ace of spades is the only entry to your long
diamonds, and it looks like the spade lead
has scuppered you. Can you crack the
problem? Don't worry if you can't, I'll give
you the solution later.
So what's this got to do with The
Cardturner? Well, Louis Sachar was already
a best-selling author specialising in the
youth market. His book Holes had sold
millions of copies, won literary prizes and
was even given the full Hollywood treat ment
in a film starring Sigourney Weaver
and Jon Voight. Just one problem - he was
also a keen bridge player and wanted to
write a book to help popularise
bridge with young people (see his
interview in English Bridge, Feb ruary
2009, page 5).
His publisher, editor and agent were all
aghast. But Sachar was not to be put off.
He came up with a clever plot designed to
grab the attention of his target audience -
near-obligatory teenage angst and romance,
a dash of conspiracy theory, all spiced up
with some supernatural hokum. And in
the process he explained what bridge was
all about, hoping to plant that crucial first
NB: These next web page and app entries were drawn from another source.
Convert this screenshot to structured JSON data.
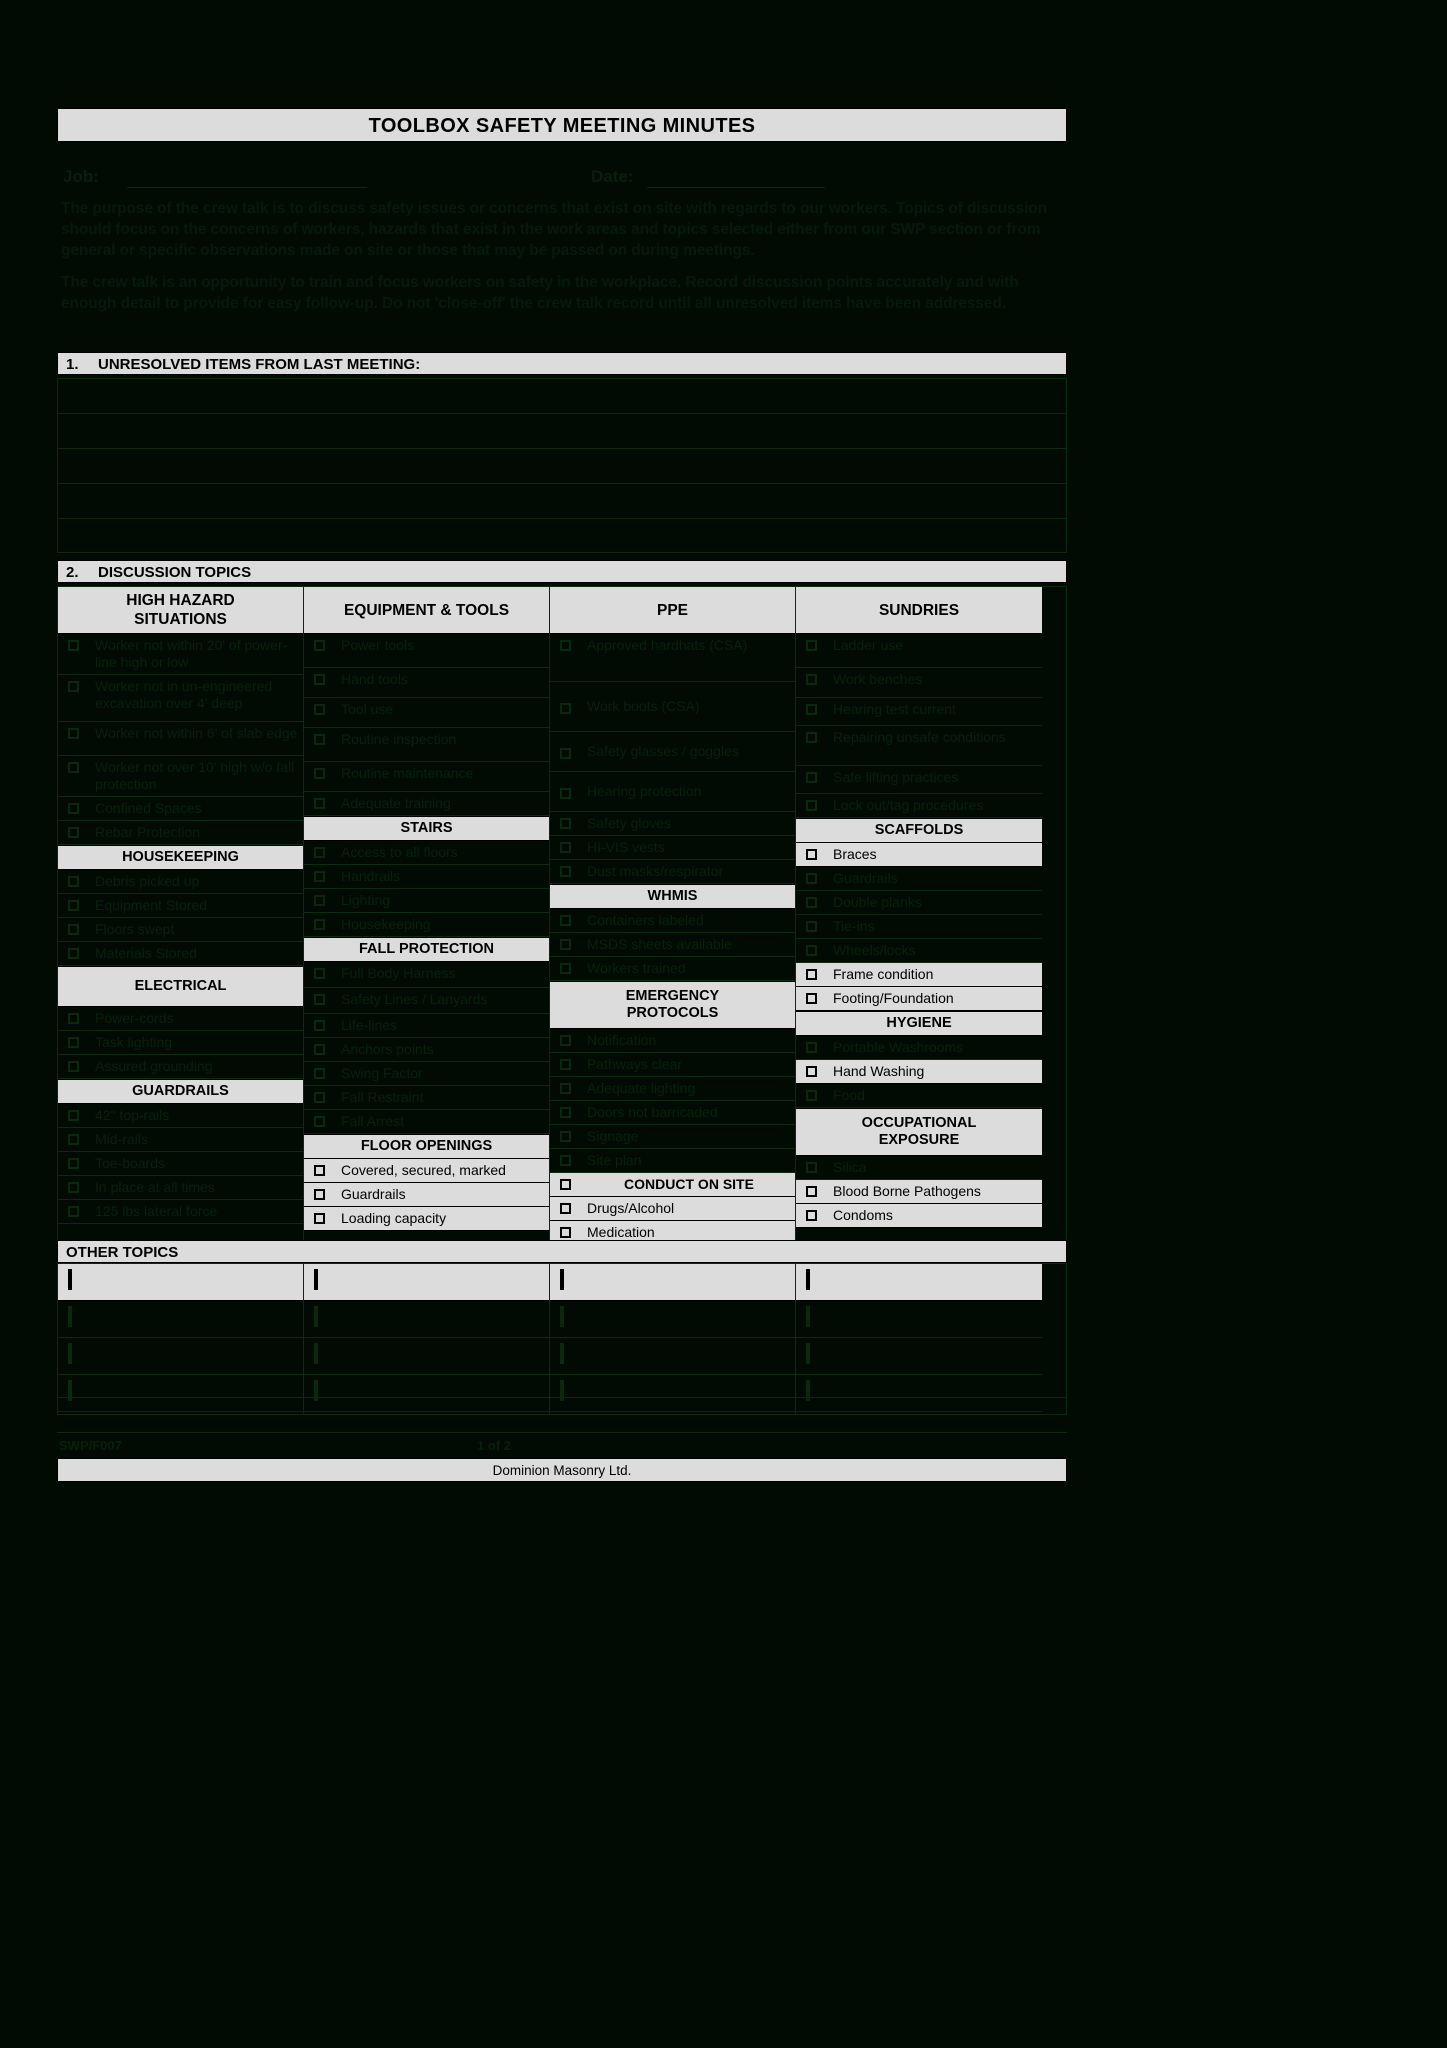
{
  "document": {
    "title": "TOOLBOX SAFETY MEETING MINUTES",
    "job_label": "Job:",
    "date_label": "Date:",
    "job_value": "",
    "date_value": "",
    "intro_paragraph_1": "The purpose of the crew talk is to discuss safety issues or concerns that exist on site with regards to our workers.  Topics of discussion should focus on the concerns of workers, hazards that exist in the work areas and topics selected either from our SWP section or from general or specific observations made on site or those that may be passed on during meetings.",
    "intro_paragraph_2": "The crew talk is an opportunity to train and focus workers on safety in the workplace.  Record discussion points accurately and with enough detail to provide for easy follow-up.  Do not 'close-off' the crew talk record until all unresolved items have been addressed."
  },
  "section1": {
    "number": "1.",
    "title": "UNRESOLVED ITEMS FROM LAST MEETING:",
    "blank_lines": 5
  },
  "section2": {
    "number": "2.",
    "title": "DISCUSSION TOPICS",
    "columns": [
      {
        "header": "HIGH HAZARD\nSITUATIONS",
        "header_line1": "HIGH HAZARD",
        "header_line2": "SITUATIONS",
        "groups": [
          {
            "heading": null,
            "items": [
              "Worker not within 20' of power-line high or low",
              "Worker not in un-engineered excavation over 4' deep",
              "Worker not within 6' of slab edge",
              "Worker not over 10' high w/o fall protection",
              "Confined Spaces",
              "Rebar Protection"
            ]
          },
          {
            "heading": "HOUSEKEEPING",
            "items": [
              "Debris picked up",
              "Equipment Stored",
              "Floors swept",
              "Materials Stored"
            ]
          },
          {
            "heading": "ELECTRICAL",
            "items": [
              "Power-cords",
              "Task lighting",
              "Assured grounding"
            ]
          },
          {
            "heading": "GUARDRAILS",
            "items": [
              "42\" top-rails",
              "Mid-rails",
              "Toe-boards",
              "In place at all times",
              "125 lbs lateral force"
            ]
          }
        ]
      },
      {
        "header": "EQUIPMENT & TOOLS",
        "header_line1": "EQUIPMENT & TOOLS",
        "header_line2": "",
        "groups": [
          {
            "heading": null,
            "items": [
              "Power tools",
              "Hand tools",
              "Tool use",
              "Routine inspection",
              "Routine maintenance",
              "Adequate training"
            ]
          },
          {
            "heading": "STAIRS",
            "items": [
              "Access to all floors",
              "Handrails",
              "Lighting",
              "Housekeeping"
            ]
          },
          {
            "heading": "FALL PROTECTION",
            "items": [
              "Full Body Harness",
              "Safety Lines / Lanyards",
              "Life-lines",
              "Anchors points",
              "Swing Factor",
              "Fall Restraint",
              "Fall Arrest"
            ]
          },
          {
            "heading": "FLOOR OPENINGS",
            "visible": true,
            "items": [
              "Covered, secured, marked",
              "Guardrails",
              "Loading capacity"
            ]
          }
        ]
      },
      {
        "header": "PPE",
        "header_line1": "PPE",
        "header_line2": "",
        "groups": [
          {
            "heading": null,
            "items": [
              "Approved hardhats (CSA)",
              "Work boots (CSA)",
              "Safety glasses / goggles",
              "Hearing protection",
              "Safety gloves",
              "HI-VIS vests",
              "Dust masks/respirator"
            ]
          },
          {
            "heading": "WHMIS",
            "items": [
              "Containers labeled",
              "MSDS sheets available",
              "Workers trained"
            ]
          },
          {
            "heading": "EMERGENCY PROTOCOLS",
            "heading_line1": "EMERGENCY",
            "heading_line2": "PROTOCOLS",
            "items": [
              "Notification",
              "Pathways clear",
              "Adequate lighting",
              "Doors not barricaded",
              "Signage",
              "Site plan"
            ]
          },
          {
            "heading": "CONDUCT ON SITE",
            "visible": true,
            "heading_inline": true,
            "items": [
              "Drugs/Alcohol",
              "Medication"
            ]
          }
        ]
      },
      {
        "header": "SUNDRIES",
        "header_line1": "SUNDRIES",
        "header_line2": "",
        "groups": [
          {
            "heading": null,
            "items": [
              "Ladder use",
              "Work benches",
              "Hearing test current",
              "Repairing unsafe conditions",
              "Safe lifting practices",
              "Lock out/tag procedures"
            ]
          },
          {
            "heading": "SCAFFOLDS",
            "items": [
              "Braces",
              "Guardrails",
              "Double planks",
              "Tie-ins",
              "Wheels/locks",
              "Frame condition",
              "Footing/Foundation"
            ]
          },
          {
            "heading": "HYGIENE",
            "items": [
              "Portable Washrooms",
              "Hand Washing",
              "Food"
            ]
          },
          {
            "heading": "OCCUPATIONAL EXPOSURE",
            "heading_line1": "OCCUPATIONAL",
            "heading_line2": "EXPOSURE",
            "items": [
              "Silica",
              "Blood Borne Pathogens",
              "Condoms"
            ]
          }
        ]
      }
    ]
  },
  "other_topics": {
    "title": "OTHER TOPICS",
    "rows": 4,
    "columns": 4
  },
  "footer": {
    "left": "SWP/F007",
    "middle": "1 of 2",
    "company": "Dominion Masonry Ltd."
  },
  "colors": {
    "page_background": "#020b03",
    "band_background": "#dcdcdc",
    "band_text": "#000000",
    "hidden_text": "#07210b",
    "border": "#0c2a10"
  }
}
seed of interest that might take root and −
who knows − even blossom into a world
champion of the future.
The teenage hero Alton Richards is
volunteered by his parents to act as
'cardturner' to his elderly and wealthy uncle
Lester Trapp, a top duplicate bridge player
who has recently lost his sight. Alton's job is
to recite Trapp's hand to him away from the
table, and then simply do as he's told - lay
down the bids and play the cards as
instructed. Despite himself, Alton becomes
impressed with his uncle's feat of memory
and more to the point, starts getting
interested in the game of bridge itself.
For me, the book is a genuinely good
read - it's not only called The Cardturner,
it's also a real page-turner. But perhaps as
interesting as the plot itself is the hidden
message of the book to the teenage reader.
Bridge is exciting, bridge is fun. Forget
video games, play a real game instead, one
where you play the game, not one where
'the game plays you', as Trapp scathingly
com ments. Like it or not, the future of the
game is down to this message getting
across to a significant number of the
Do 'cardturners' exist, and is Lester's feat
of memory a realistic possibility? I should
think so. After all, the world chess grand master
Miguel Najdorf once played fortyfive
simultaneous blindfold games against
strong opposition, and won pretty much
the lot. But to be honest, who cares. The
Cardturner is a work of fiction. All I can
say to Louis Sachar is, to paraphrase
Trapp's own hard-earned words of praise
at the bridge table, 'nicely done'!
What I especially like about the book is
that it doesn't talk down to the audience.
In a book aimed at teenagers who have
never played bridge, it covers squeezes,
endplays, transfer bids, unblocking . . . you
name it. And all this in a book that's likely
to be read from cover to cover in a few
days by complete newcomers to the game.
Oh yes, I nearly forgot . . . the solution to
that puzzle. The answer is buy the book,
and you'll find it there. Even better, buy
several copies and give them away as
presents to your teenage relatives and their
friends. We can each play a small part in
ensuring the game's future.
And finally, without looking back, see if
you can reconstruct the two hands at the
beginning of the article. You'll probably
realise that you have memorised those
hands without consciously trying − the
human brain is an amazing thing. r
August 2014 English Bridge
by Dave Simmons
Bridge in Literature
(photo ® Perry Hagopian)
TWO things got me interested in bridge as
a teenager. One was the bridge scene
in Ian Fleming's Moonraker (see
English Bridge, June 2014, page
35) and the other was the
mechanics of declarer play as
described in various bridge books and
newspaper columns of the time.
For me, the knack of seeing how to make
a contract with a cross-ruff, a throw in or a
dummy reversal had much the same appeal
as solving any puzzle, such as the chess
problems that competed for space with
bridge on the games pages of most quality
newspapers. The challenge was similar, an
exercise in pure brain-power and problemsolving.
And the tiresome complication of
bidding in bridge was conveniently ignored,
as it is now in minibridge.
A third influence could well have been
reading The Cardturner*, if only it had
been published in 1965 rather than 2010.
But before I describe the book by Louis
Sachar, you might like to spend a few
minutes on this fascinating bridge problem
that I came across a little while ago:
Contract: 3NT by South.
´ 5 4
t A K
® Q J 10 9 8 7 3 2
´ A 10 8
™ K Q 2
t Q J 10 8 4 3
At first glance, there's no problem, ten
tricks off the top. Then you realise that the
* © Louis Sachar, 2010, The Cardturner, by permission
of Bloomsbury Publishing Plc.